There are also challenges
I have also experienced some low moments doing this job. A common challenge that cuts across for all reporters is their inability to concentrate on one assignment. I have observed that the reporters tend to expand on a given reporting challenge to cover other issues happening in the district. While this can be tricky sometimes, it also highlights an important insight into what reporters consider relevant for their communities. The reporters want to report on stories that they consider critical to the survival of their communities. Therefore, they tend to shift attention towards reporting on what they are passionate about without having to strictly follow a weekly challenge. I tend to give them the latitude and necessary support that will help them cover some of the good stories they generate for themselves. For instance, while focusing on the unavailability of safe drinking water during COVID-19 lockdown as a weekly challenge, the reporters in a given location may be interested to talk about the patriarchal nature of their community and its implications for women and girls. In such a scenario, I guide them to carry on with the reporting of their choice without necessarily discouraging them.
Proximity also plays a role in this. As with any human, one naturally gets emotionally attached to the subject matter affecting the livelihood and survival of their community than they would with issues from afar. For the minority groups, for instance, reporting on stories they consider important but society often tends to ignore them, is crucial for raising awareness, equality, and self-dignity. Moreover, reporters always have expectations and there is a need to manage these expectations. If not, the reporters could be distracted and this could severely affect their contributions. This also stems from the fact that reporters have different levels of understanding and my job calls for a thorough appreciation of these different dynamics. A final challenge has been meeting deadlines. It has been incredibly hard getting needed information from the reporters in time. As a consequence, work that usually needs to be done for a particular week, ends up being postponed to the following week in order to get the desired outcome.

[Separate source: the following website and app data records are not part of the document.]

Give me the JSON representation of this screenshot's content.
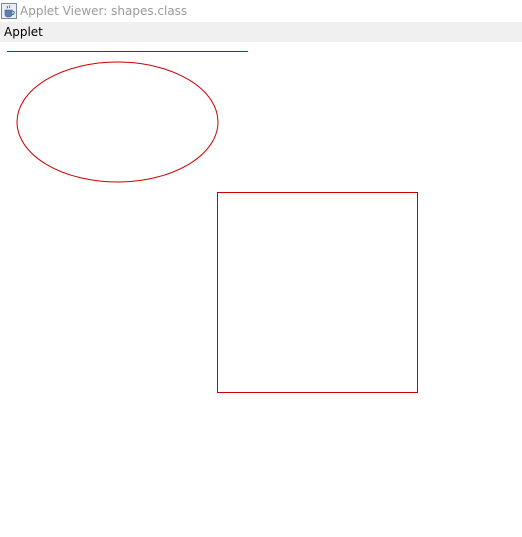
{
  "window": {
    "title": "Applet Viewer: shapes.class",
    "title_icon": "java-coffee-cup-icon"
  },
  "menubar": {
    "items": [
      {
        "label": "Applet"
      }
    ]
  },
  "applet": {
    "stroke_color": "#cc0000",
    "shapes": [
      "line",
      "ellipse",
      "rectangle"
    ]
  }
}
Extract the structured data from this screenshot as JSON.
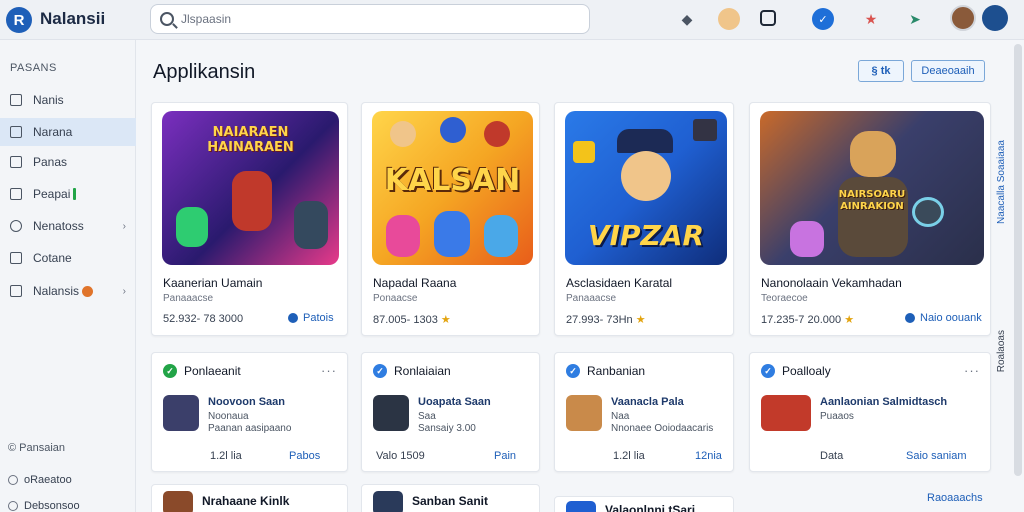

I have learnt a great deal of lessons doing this job. Now I know that changing the lives of marginalised people only begins when their confidence is built. Once confidence is built, they are able to speak for themselves and see value in their contribution towards society. All said and done, I sometimes reflect on these highs and lows, while doing this job, and say to myself what a learning curve this has been and what a difference my work is making in Zimbabwe.